An alternative to knowledgeable friends is taking one of the many courses offered by outdoors clubs. A major advantage of such courses is that you get to meet many potential hiking companions among your fellow participants, and also get to know many trip leaders.
Note that some courses are offered by volunteers, and hence are usually low cost. Others are offered by the paid staff of the clubs, and are unavoidably more expensive. I list a few that I am familiar with, there are obviously many others:
- The Boston Chapter of the AMC runs an annual Winter Hiking and Backpacking Course, with five evenings of lectures in Boston and a series of optional trips. I have been associated with it for several years and so may be biased, but I think it is an outstanding course at a very low cost.
- The New Hampshire Chapter of the AMC offers two courses.
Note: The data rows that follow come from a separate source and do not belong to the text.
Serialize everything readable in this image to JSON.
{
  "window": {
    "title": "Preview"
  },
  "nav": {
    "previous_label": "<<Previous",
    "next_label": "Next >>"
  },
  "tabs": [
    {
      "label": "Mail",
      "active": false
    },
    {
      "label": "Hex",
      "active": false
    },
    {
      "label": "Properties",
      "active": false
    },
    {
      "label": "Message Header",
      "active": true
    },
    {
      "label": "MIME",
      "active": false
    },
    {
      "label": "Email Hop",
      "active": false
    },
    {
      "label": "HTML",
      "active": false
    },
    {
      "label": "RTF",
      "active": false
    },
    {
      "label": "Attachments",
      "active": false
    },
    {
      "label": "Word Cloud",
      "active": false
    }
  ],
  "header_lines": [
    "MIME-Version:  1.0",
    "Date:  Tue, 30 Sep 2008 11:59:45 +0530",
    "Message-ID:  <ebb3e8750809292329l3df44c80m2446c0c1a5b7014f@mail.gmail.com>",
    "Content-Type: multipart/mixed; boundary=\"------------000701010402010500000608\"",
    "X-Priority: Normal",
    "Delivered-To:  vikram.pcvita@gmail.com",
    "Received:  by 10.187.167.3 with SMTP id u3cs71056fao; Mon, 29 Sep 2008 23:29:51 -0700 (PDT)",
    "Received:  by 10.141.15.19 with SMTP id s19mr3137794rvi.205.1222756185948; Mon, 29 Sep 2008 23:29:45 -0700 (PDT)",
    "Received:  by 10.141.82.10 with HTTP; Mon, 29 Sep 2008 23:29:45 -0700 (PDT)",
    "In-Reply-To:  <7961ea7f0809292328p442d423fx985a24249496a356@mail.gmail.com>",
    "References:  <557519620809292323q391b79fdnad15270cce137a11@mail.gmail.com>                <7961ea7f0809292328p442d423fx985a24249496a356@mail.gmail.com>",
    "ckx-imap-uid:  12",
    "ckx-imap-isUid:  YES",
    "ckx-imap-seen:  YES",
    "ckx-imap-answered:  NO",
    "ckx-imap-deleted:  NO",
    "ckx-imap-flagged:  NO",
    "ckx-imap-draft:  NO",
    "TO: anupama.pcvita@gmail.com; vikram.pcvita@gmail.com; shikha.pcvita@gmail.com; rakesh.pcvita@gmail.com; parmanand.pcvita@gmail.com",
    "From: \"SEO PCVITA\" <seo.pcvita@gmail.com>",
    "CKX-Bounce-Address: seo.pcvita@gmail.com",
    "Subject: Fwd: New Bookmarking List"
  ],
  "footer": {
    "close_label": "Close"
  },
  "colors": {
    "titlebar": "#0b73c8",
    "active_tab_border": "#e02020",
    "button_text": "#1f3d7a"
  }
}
The older one is the Annual Winter Workshop, offered twice each winter. It consists of a weekend spent at Cardigan Lodge, with lectures each day (including Friday evening) and hikes on Saturday and Sunday. The newer one is the Winter Hiking Series, which consists of a day of lectures and several graded hikes. Both are offered by volunteers, and hence are reasonably priced.
- The paid staff of the AMC offers several courses every winter, the exact selection varies from year to year. Check their Outdoors Adventures and Workshops page to see what is available.
- The Winter Mountaineering School has been sponsored for 50 years by the Adirondack Mountain Club. I find this course rather expensive, since it is taught by volunteers yet charges almost as much as many courses given by the AMC staff.
Books are a very poor substitute for personal instruction, but I list some books that may be helpful. The first two books are quite useful for day hikers, in spite of their titles. They both contain good discussions of winter hiking gear and of how to travel on snow or ice, and both include a discussion of back country skiing.
- Winterwise – A Backpacker's Guide by John M. Dunn, Adirondack Mountain Club, 1996.
- AMC Guide to Winter Camping by Stephen Gorman, 2nd Edition, Appalachian Mountain Club, 1999.
- Snowshoe Hikes in the White Mountains by Steven D. Smith, Bondcliff Books, 2000. This book gives some useful advice for beginning winter hikers, and describes a large number of easier hikes, including hikes to some of the easier 4,000 footers.
And finally, two books that even experienced winter peakbaggers will find invaluable:
- Don't Die on the Mountain by Dan Allen, 2nd Edition, Diapensia Press, 1998. An outstanding guide to safe hiking, with substantial emphasis on winter hiking in the northeast.
- The 4,000-Footers of the White Mountains – A Guide and History by Steven D. Smith and Mike Dickerman, Bondcliff Books, 2001. The only hiking guide that includes suggested routes to the 4,000 footers in winter.
The main AMC web site has a good section on Snow Sports, with several pages of advice on gear for winter hiking. The Hiking and Backpacking Committee of the Boston Chapter of the AMC has an excellent Hiking Resources section, with several pages discussing winter hiking gear.
An excellent but brief guide to winter hiking in New Hampshire is Considerations for Winter Hiking in New Hampshire.
I am starting to add a section on winter routes to each peaks page in which I state which routes I think are best in winter. While I have given a lot of thought to my choices I realize that this is often a judgment call, so please use yours!
The various hiking bulletin boards are an excellent resource. Most have forums where trail conditions are posted and others for general discussions.
The trail conditions forums are very useful for getting an idea about the conditions of the trails. Note that conditions can rapidly change! A trail that was well broken out last weekend is likely to be covered with deep snow on Saturday if a heavy snowfall occurred mid-week! The discussion forums are most useful for answering questions about current conditions, and to some extent questions about the "best" routes to a peak. Discussions on gear quickly get emotional, as personal preferences play a very large role in gear choices. The ones I am most familiar with are:
- Views From the Top (VFTT to many of the regulars) is an excellent site, with bulletin boards and other features. It covers the entire northeast, and in recent years seems to be becoming more New York (both Adirondacks and Catskills) than New England oriented. There still is considerable useful information for New Englanders posted there.
- The Appalachian Mountain Club (AMC) Bulletin Boards, with a very definite New England orientation. They also have a separate gear forum. There is, of course, an immense amount of information on the main AMC web site.
- The AlpineZone bulletin boards are again heavily oriented towards New England, and in addition are much more ski and snowboard oriented than the first two.
- The Adirondack Hiking Forum is a similar forum oriented mainly, as its name indicates, to the Adirondacks.